With Leonids coming up in November - and web traffic due to exponentially increase - broken links can mean problems for all observers trying to get information on this big event. Pleasetake this time now, in September, to go through and make sure all the links and cross-references throughout your website actually do work!

Some of the common addresses that have changed in the past couple years and should be corrected on your websites include the following. I'm sure there are many more links to correct, but these are just some of the ones I came across on websites multiple times:

Dr. Peter Jenniskens' Leonid MAC site, correct address is now:

Sky and Telescope, correct address is now:

NAMN, North American Meteor Network, correct address is now:

our NAMN Guide "Meteor Showers and their Observation", correct address is now:

Gary Kronk's Comets and Meteor Showers, correct address is now:

For those of you interested in doing a bit of advance reading on Leonids, check out the following:

2002 Predictions by Robert McNaught and David Asher:

2002 Predictions by Dr. Peter Jenniskens: (and yes, although it is labeled weird, this is the correct address!)

2002 Predictions by Esko Lyytinen, Markku Nissinen and Tom Van Flandern:

More information on the Leonids will be coming up in the next issues of NAMN Notes... and we hope that by then, all of your websites will be up to date as well!

5. Upcoming Meetings...

September 3-6, Washington, DC, USA... The Workshop on Scientific Requirements for Mitigation of Hazardous Comets and Asteroids, sponsored by NASA, will be held in Washington, DC. The workshop will review current knowledge of the physics and chemistry of the interiors of small cometary nuclei and asteroids, and will work towards several goals: determination of requirements for collision avoidance and impact mitigation technologies, determination of mission models and instrumentation needed, and construction of a roadmap for achieving the knowledge on which to base future systems to deal with possible impacts. A list of the confirmed invited speakers can be found at information, contact Nalin Samarasinha at and check out the conferencewebsite at

September 26-29, 2002, Frombork, Poland...IMC 2002, the International Meteor Conference, will be held in Frombork, Poland. This is the annual conference of the International Meteor Organization and welcomes all meteor observers, both amateur and professional. For information, check out and For specific questions, contact Mariusz Wisniewski at

For more information on upcoming astronomy meetings, see: "International Astronomy Meetings List"

6. For more info...
NAMN email:
NAMN website:
Mark Davis,
Goose Creek, South Carolina, USA
Coordinator, North American Meteor Network
Cathy Hall,
Metcalfe, Ontario, Canada
Co-author, NAMN Notes
Lew Gramer,
Medford, Massachusetts, USA
Coordinator, Public Outreach
Owner/Moderator, 'MeteorObs'
Kevin Kilkenny,
Staten Island, New York, USA
Coordinator, Fireballs and Meteorites

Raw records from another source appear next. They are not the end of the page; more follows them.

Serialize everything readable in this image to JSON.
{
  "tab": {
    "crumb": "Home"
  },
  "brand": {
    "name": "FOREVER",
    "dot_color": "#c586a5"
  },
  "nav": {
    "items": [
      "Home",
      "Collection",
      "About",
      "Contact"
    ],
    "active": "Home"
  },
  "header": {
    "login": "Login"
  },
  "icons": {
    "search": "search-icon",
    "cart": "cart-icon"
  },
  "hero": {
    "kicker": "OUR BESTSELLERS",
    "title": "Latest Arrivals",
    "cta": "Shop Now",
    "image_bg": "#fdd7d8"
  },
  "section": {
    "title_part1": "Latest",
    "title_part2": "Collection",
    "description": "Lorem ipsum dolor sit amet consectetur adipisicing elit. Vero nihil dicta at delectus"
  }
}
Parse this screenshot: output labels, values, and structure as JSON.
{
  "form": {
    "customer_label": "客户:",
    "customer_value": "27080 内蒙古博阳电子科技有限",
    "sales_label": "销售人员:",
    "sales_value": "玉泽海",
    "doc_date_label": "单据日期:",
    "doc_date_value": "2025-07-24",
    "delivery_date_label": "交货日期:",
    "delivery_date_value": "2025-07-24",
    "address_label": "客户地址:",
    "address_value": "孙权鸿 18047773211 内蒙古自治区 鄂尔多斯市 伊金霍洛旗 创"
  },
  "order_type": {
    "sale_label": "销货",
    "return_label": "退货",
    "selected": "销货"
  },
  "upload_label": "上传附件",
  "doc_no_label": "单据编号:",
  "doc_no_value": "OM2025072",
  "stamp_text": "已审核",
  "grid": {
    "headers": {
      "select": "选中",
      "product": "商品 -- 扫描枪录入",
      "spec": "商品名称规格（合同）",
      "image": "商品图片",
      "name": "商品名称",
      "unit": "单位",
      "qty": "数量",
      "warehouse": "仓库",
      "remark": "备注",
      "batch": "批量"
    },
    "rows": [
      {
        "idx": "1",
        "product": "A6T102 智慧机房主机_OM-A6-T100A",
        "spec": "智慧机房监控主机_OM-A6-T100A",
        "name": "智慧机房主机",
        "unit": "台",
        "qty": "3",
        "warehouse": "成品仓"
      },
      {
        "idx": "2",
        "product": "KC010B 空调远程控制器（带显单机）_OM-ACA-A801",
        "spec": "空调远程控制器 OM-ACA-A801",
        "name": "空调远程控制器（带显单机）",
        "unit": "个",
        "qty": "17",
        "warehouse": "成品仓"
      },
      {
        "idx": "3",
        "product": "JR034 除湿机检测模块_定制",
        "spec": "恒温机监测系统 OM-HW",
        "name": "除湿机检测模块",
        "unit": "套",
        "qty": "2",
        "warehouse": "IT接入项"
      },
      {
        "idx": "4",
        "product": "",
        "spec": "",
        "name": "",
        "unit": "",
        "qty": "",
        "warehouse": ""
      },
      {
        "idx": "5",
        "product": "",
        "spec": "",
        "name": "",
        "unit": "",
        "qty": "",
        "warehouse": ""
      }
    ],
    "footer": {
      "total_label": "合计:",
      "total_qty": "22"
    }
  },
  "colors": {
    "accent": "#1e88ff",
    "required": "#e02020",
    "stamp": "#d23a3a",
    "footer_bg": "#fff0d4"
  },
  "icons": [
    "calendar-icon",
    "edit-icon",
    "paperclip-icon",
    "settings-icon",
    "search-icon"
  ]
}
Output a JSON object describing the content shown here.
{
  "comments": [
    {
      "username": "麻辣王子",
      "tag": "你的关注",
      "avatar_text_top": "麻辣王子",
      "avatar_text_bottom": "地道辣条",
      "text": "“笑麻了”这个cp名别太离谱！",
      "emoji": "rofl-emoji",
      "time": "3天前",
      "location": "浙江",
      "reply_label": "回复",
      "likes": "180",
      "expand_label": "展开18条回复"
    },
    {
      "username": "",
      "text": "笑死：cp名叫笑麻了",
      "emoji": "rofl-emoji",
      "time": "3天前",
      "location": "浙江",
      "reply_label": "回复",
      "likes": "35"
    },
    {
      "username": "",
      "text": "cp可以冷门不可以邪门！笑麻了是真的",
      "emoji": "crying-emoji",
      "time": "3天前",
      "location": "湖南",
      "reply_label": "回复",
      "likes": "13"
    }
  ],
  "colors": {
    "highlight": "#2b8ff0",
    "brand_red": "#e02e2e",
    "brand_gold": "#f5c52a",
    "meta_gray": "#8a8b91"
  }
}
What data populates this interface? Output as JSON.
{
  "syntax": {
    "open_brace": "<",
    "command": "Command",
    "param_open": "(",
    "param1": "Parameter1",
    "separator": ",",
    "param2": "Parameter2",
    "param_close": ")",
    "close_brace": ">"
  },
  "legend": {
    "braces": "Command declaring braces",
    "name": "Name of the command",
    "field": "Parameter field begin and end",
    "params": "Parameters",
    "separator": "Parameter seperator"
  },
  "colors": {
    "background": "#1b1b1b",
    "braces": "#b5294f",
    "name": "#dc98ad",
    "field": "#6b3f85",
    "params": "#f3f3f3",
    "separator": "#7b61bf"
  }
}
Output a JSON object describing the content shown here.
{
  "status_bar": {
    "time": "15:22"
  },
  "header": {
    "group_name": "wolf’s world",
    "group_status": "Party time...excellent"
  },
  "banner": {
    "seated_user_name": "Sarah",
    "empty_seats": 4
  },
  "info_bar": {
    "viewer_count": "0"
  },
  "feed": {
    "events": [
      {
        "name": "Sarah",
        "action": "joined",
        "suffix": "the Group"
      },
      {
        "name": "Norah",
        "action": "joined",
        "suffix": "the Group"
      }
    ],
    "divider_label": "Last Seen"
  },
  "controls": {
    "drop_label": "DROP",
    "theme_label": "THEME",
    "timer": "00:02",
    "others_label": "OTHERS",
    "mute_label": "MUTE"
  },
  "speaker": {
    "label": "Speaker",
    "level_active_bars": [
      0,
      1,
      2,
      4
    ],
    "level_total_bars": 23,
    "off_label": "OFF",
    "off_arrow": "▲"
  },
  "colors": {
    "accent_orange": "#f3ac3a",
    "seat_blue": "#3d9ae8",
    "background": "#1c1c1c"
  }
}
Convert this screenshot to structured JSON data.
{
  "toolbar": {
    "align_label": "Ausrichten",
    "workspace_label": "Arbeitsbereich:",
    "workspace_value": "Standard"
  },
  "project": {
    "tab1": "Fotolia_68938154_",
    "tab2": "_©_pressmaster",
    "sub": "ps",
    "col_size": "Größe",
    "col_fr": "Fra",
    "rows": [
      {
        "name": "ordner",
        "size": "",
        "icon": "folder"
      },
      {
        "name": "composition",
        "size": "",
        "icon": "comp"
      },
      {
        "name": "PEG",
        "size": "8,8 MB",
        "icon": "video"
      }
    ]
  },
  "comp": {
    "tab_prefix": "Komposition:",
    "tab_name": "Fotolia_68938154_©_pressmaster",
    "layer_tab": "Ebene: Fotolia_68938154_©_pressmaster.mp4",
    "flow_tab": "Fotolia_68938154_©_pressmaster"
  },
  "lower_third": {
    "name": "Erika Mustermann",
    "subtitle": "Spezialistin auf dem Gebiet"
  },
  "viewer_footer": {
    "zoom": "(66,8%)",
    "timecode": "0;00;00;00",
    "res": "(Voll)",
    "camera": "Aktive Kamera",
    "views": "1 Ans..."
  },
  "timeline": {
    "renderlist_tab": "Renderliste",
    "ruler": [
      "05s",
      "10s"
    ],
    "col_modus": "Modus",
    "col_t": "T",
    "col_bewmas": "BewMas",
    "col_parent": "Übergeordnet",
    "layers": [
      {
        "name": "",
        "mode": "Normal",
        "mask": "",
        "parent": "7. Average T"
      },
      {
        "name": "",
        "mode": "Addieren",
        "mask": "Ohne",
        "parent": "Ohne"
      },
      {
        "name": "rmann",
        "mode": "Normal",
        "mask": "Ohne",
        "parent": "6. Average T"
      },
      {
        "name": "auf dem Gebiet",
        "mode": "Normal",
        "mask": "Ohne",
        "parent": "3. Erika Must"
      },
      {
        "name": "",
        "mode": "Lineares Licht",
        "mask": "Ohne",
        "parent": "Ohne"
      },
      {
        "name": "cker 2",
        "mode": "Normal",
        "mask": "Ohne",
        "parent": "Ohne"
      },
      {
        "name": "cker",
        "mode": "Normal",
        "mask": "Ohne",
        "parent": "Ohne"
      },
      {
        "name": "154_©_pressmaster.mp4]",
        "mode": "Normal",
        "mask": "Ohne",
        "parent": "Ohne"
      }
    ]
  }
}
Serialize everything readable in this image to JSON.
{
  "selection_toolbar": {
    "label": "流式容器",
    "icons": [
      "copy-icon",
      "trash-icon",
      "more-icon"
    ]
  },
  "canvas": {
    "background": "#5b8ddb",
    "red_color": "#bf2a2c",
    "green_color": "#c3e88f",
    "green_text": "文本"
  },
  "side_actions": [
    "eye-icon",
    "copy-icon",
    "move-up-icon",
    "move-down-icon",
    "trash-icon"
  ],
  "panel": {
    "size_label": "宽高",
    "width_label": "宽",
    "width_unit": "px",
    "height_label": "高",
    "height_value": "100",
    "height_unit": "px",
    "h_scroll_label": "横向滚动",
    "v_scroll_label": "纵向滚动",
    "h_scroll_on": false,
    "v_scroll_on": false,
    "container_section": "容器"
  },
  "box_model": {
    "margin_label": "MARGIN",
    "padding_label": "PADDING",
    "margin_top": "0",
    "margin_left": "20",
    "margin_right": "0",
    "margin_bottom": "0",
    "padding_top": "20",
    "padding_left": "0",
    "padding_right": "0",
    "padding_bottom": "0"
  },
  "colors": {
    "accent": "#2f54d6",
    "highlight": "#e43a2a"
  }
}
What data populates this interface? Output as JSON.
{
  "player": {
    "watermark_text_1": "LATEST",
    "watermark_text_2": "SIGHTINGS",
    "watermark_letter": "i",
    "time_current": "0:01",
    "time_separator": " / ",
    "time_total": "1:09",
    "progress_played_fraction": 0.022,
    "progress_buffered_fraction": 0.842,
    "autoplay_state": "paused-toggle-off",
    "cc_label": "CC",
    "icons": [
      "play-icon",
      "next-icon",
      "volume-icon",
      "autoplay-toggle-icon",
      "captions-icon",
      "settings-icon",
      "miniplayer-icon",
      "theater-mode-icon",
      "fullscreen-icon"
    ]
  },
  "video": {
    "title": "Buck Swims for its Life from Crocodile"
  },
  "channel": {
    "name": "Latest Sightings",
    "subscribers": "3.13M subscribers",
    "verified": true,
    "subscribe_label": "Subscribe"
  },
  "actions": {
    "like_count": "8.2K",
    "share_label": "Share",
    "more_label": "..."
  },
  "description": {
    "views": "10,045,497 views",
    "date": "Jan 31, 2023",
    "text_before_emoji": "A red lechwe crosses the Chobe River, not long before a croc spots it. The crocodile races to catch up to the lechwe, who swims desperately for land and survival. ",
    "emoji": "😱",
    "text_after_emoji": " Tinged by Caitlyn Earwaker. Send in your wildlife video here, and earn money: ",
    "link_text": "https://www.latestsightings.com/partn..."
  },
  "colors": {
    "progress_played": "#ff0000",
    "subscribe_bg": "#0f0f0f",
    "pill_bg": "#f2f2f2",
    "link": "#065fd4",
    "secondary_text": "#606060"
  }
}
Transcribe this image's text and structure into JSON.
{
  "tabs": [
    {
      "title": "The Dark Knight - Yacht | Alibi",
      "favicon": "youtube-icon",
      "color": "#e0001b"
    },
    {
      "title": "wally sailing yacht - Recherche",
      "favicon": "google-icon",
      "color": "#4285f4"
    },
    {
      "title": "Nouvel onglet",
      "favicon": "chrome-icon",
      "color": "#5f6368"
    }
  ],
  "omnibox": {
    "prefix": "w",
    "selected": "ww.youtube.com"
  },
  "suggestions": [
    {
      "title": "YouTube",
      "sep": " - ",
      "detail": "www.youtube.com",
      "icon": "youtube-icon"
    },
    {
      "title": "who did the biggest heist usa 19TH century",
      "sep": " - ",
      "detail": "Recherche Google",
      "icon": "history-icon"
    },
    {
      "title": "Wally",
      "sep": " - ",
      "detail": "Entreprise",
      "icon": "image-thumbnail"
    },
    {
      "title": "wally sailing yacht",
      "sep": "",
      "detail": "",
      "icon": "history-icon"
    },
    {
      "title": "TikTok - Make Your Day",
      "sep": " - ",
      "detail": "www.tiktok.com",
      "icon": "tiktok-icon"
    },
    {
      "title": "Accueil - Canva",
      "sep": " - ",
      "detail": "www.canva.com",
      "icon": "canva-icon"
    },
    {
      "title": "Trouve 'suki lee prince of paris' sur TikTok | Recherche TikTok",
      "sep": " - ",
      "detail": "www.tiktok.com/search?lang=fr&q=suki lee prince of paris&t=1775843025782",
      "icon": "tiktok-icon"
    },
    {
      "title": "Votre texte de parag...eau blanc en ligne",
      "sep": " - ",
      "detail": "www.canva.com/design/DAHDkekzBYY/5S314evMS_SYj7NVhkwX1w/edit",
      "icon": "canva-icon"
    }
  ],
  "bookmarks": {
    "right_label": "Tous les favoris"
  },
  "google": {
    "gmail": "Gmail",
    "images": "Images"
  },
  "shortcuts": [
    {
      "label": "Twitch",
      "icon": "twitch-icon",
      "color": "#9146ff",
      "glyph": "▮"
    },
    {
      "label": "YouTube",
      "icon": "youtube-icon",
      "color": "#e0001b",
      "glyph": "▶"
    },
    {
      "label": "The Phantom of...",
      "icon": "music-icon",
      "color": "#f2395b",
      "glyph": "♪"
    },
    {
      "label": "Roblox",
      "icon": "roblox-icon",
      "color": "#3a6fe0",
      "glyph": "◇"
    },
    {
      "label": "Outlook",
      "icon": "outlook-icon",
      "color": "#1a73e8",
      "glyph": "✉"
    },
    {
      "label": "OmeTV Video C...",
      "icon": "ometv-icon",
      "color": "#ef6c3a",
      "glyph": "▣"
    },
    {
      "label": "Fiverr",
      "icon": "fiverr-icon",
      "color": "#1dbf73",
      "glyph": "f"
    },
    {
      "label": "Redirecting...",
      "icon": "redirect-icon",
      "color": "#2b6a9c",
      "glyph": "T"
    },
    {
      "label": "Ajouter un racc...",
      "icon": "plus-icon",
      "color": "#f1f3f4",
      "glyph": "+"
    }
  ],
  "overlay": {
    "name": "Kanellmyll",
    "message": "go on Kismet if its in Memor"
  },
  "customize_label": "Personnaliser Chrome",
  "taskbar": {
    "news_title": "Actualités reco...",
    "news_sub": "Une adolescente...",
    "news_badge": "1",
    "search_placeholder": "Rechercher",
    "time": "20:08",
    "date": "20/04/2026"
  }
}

Back issues of NAMN Notes can be found on-line at the NAMN website and in the MeteorObs archives at: by selecting 'Browse Archive by Month'

To subscribe to the meteor email list or to find out information on our weekly chat sessions: Contact Lew Gramer at: